Sunday, September 13, 2009
I've been assigned to blather on a bit about a piece, and I have chosen this one: "Hyphen," by Jenny Saville. She is by far my favorite artist and "Hyphen" is pretty high up on my list of "Paintings that I think are pretty neat."
I wanted to talk about this piece for my first assignment because, as stated above, of my admiration of Saville and her work. Not to mention that, I'm sure if I ever saw this piece in real life I would probably immediately cream my pants in admiration. I own a book with a lot of her work in it, and I can barely contain myself while looking at the close up photos that really allows you to see the brush strokes.
I know what you're thinking, and the answer is "no."
That's just plain weird.

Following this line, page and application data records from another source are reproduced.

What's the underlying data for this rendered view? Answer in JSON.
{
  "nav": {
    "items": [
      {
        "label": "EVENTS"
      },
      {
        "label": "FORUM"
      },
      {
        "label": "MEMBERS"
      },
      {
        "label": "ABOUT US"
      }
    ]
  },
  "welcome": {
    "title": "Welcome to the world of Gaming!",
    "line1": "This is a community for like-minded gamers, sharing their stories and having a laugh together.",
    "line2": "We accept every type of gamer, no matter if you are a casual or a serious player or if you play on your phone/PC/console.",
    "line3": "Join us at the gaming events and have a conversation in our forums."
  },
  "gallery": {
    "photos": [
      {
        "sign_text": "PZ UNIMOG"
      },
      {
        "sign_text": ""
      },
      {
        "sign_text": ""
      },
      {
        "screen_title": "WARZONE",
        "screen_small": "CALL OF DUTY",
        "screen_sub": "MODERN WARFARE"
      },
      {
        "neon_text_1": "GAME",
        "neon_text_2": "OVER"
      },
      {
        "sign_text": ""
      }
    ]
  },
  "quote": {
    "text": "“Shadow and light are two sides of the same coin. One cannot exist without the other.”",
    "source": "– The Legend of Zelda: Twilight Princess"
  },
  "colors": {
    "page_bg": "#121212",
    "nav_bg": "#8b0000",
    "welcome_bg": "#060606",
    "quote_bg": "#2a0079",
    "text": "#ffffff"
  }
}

I don't think that I'm going to go into much of an analyzation because this assignment doesn't really call for that, and that's a good thing because Saville's work, especially the early stuff like this one, has a lot to do with Feminist Theory. Before you get angry: I'm not trying to bash Feminism, I'm just saying that it is fortunate that I don't have to analyze it because I am a guy. And being a guy, my capability to properly analyze Feminist Theory is about as good as a roofer's shot at being a proctologist.

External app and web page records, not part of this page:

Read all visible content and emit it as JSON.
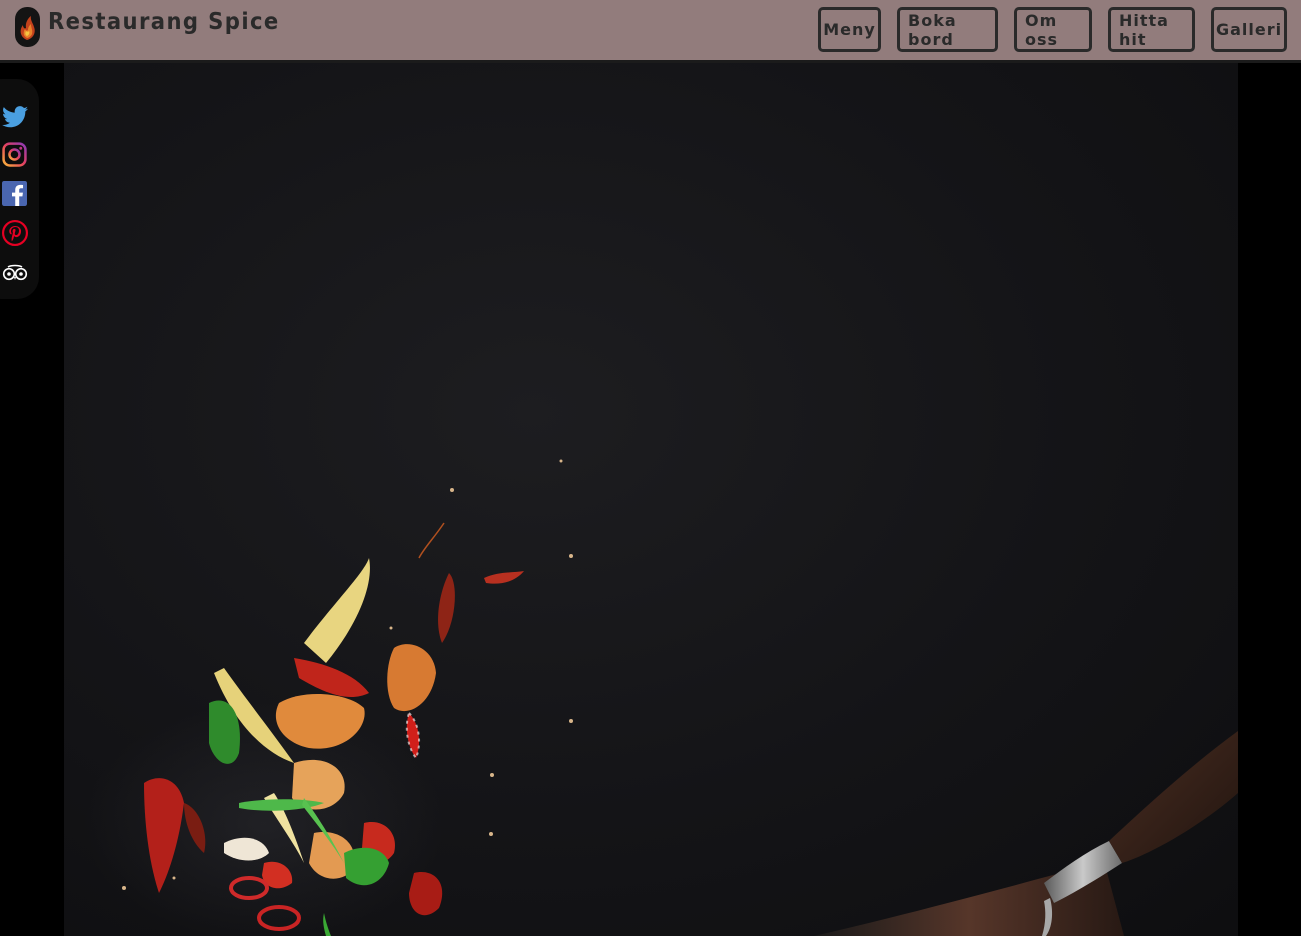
{
  "header": {
    "brand_name": "Restaurang Spice",
    "logo_icon": "flame-logo-icon",
    "background_color": "#927c7c"
  },
  "nav": {
    "items": [
      {
        "label": "Meny"
      },
      {
        "label": "Boka bord"
      },
      {
        "label": "Om oss"
      },
      {
        "label": "Hitta hit"
      },
      {
        "label": "Galleri"
      }
    ]
  },
  "social": {
    "icons": [
      "twitter-icon",
      "instagram-icon",
      "facebook-icon",
      "pinterest-icon",
      "tripadvisor-icon"
    ]
  },
  "hero": {
    "image": "wok-stir-fry-photo",
    "background_color": "#141417"
  }
}
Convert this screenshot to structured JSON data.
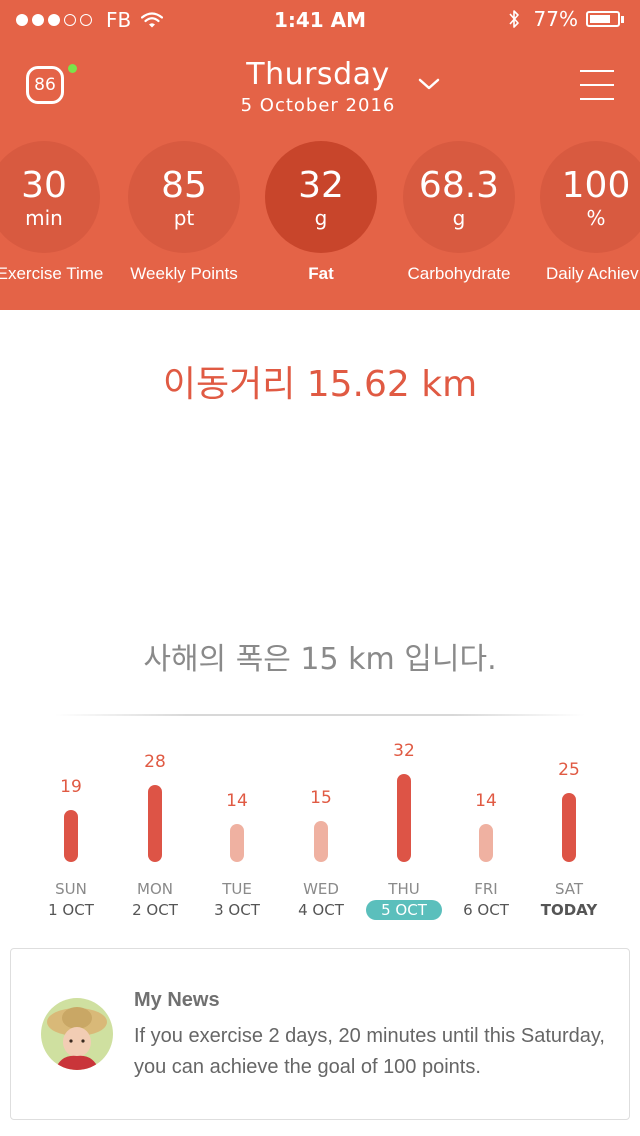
{
  "status_bar": {
    "carrier": "FB",
    "time": "1:41 AM",
    "battery_percent": "77%",
    "battery_level": 0.77,
    "signal_bars_filled": 3,
    "signal_bars_total": 5
  },
  "header": {
    "score": "86",
    "day": "Thursday",
    "date": "5 October 2016",
    "chevron_icon": "chevron-down-icon",
    "menu_icon": "hamburger-menu-icon"
  },
  "metrics": [
    {
      "value": "30",
      "unit": "min",
      "label": "Exercise Time",
      "active": false
    },
    {
      "value": "85",
      "unit": "pt",
      "label": "Weekly Points",
      "active": false
    },
    {
      "value": "32",
      "unit": "g",
      "label": "Fat",
      "active": true
    },
    {
      "value": "68.3",
      "unit": "g",
      "label": "Carbohydrate",
      "active": false
    },
    {
      "value": "100",
      "unit": "%",
      "label": "Daily Achiev",
      "active": false
    }
  ],
  "distance_text": "이동거리 15.62 km",
  "info_text": "사해의 폭은 15 km 입니다.",
  "week_chart": {
    "max_value": 32,
    "days": [
      {
        "day": "SUN",
        "date": "1 OCT",
        "value": 19,
        "highlight": true,
        "selected": false,
        "today": false
      },
      {
        "day": "MON",
        "date": "2 OCT",
        "value": 28,
        "highlight": true,
        "selected": false,
        "today": false
      },
      {
        "day": "TUE",
        "date": "3 OCT",
        "value": 14,
        "highlight": false,
        "selected": false,
        "today": false
      },
      {
        "day": "WED",
        "date": "4 OCT",
        "value": 15,
        "highlight": false,
        "selected": false,
        "today": false
      },
      {
        "day": "THU",
        "date": "5 OCT",
        "value": 32,
        "highlight": true,
        "selected": true,
        "today": false
      },
      {
        "day": "FRI",
        "date": "6 OCT",
        "value": 14,
        "highlight": false,
        "selected": false,
        "today": false
      },
      {
        "day": "SAT",
        "date": "TODAY",
        "value": 25,
        "highlight": true,
        "selected": false,
        "today": true
      }
    ]
  },
  "news": {
    "title": "My News",
    "body": "If you exercise 2 days, 20 minutes until this Saturday, you can achieve the goal of 100 points.",
    "avatar_icon": "avatar"
  },
  "colors": {
    "header_bg": "#e46347",
    "circle_bg": "#d85a40",
    "circle_active_bg": "#c8452b",
    "bar_strong": "#dd5446",
    "bar_light": "#efb1a1",
    "selected_date_bg": "#5bbfbc",
    "accent_text": "#e05a43"
  }
}
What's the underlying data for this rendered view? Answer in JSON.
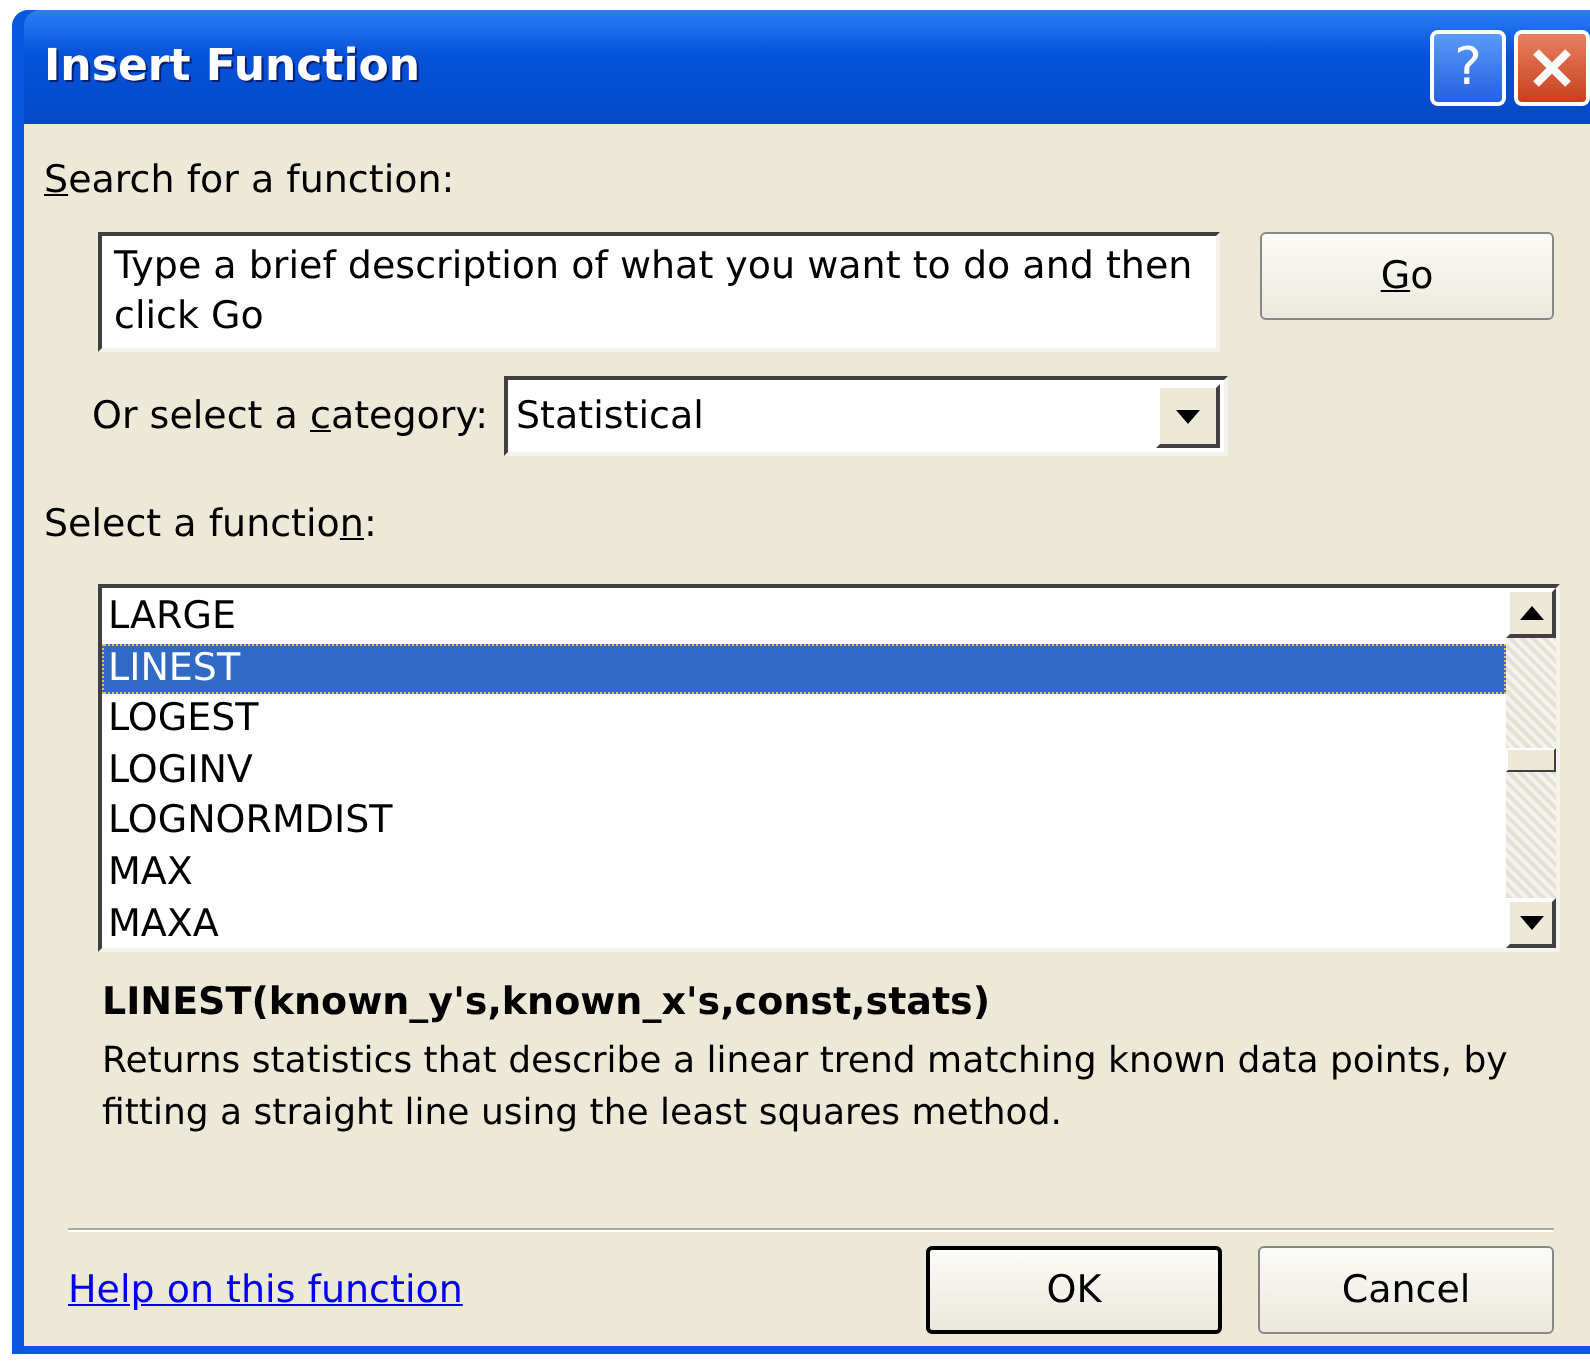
{
  "window": {
    "title": "Insert Function",
    "buttons": [
      {
        "kind": "help",
        "label": "?"
      },
      {
        "kind": "close"
      }
    ]
  },
  "search": {
    "label": [
      {
        "text": "S",
        "underline": true
      },
      {
        "text": "earch for a function:",
        "underline": false
      }
    ],
    "value": "Type a brief description of what you want to do and then click Go",
    "button": [
      {
        "text": "G",
        "underline": true
      },
      {
        "text": "o",
        "underline": false
      }
    ]
  },
  "category": {
    "label": [
      {
        "text": "Or select a ",
        "underline": false
      },
      {
        "text": "c",
        "underline": true
      },
      {
        "text": "ategory:",
        "underline": false
      }
    ],
    "value": "Statistical"
  },
  "functions": {
    "label": [
      {
        "text": "Select a functio",
        "underline": false
      },
      {
        "text": "n",
        "underline": true
      },
      {
        "text": ":",
        "underline": false
      }
    ],
    "items": [
      {
        "name": "LARGE",
        "selected": false
      },
      {
        "name": "LINEST",
        "selected": true
      },
      {
        "name": "LOGEST",
        "selected": false
      },
      {
        "name": "LOGINV",
        "selected": false
      },
      {
        "name": "LOGNORMDIST",
        "selected": false
      },
      {
        "name": "MAX",
        "selected": false
      },
      {
        "name": "MAXA",
        "selected": false
      }
    ]
  },
  "signature": "LINEST(known_y's,known_x's,const,stats)",
  "description": "Returns statistics that describe a linear trend matching known data points, by fitting a straight line using the least squares method.",
  "help_link": "Help on this function",
  "buttons": [
    {
      "label": "OK",
      "default": true
    },
    {
      "label": "Cancel",
      "default": false
    }
  ]
}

Anyway, aside from Feminist Theory, which dominates most of Saville's early work, she works a lot with paint itself. Her later work provides better examples of this, works like "Passage," and "Torso 2," but they seem to loose their realistic quality, which I am most interested in. But I feel that this "realistic quality" is something that Saville grew less interested in as her interest in paint itself grew. "Hyphen" is however, a prime example of her ability to combine abstract brush work and realism.
Saville thinks of paint as flesh and uses it accordingly. Looking at "Hyphen" you can see the seemingly frantic, bold brush strokes and how they, despite their untidiness, inform the shape of the faces allowing you to really see their form. All of this really shows our own patches of flesh poured over our bodies. The brush strokes themselves could also speak to the imperfection of our flesh and bodies, which is another theme that can be identified in Saville's work.
The color choices found in the analogous scheme of this piece also present the illusion of flesh, especially in the possible use of burnt sienna and blue mixed with white to present, although subtle, the value of skin. This drab color, juxtaposed, with the warmer vibrant colors is just like the wide ranges of colors that can be found in everyone's flesh.
As previously stated, "Hyphen" is just one of my favorite examples of Saville's work, and although this was not very in depth, I would like to invite anyone who's interested to check out more of her work because it is all really neat. Her work has evolved quite a bit since the early 90s when Charles Saatchi bought her senior show, in its entirety, and set her career on its way. I am quite interested to see where she goes next.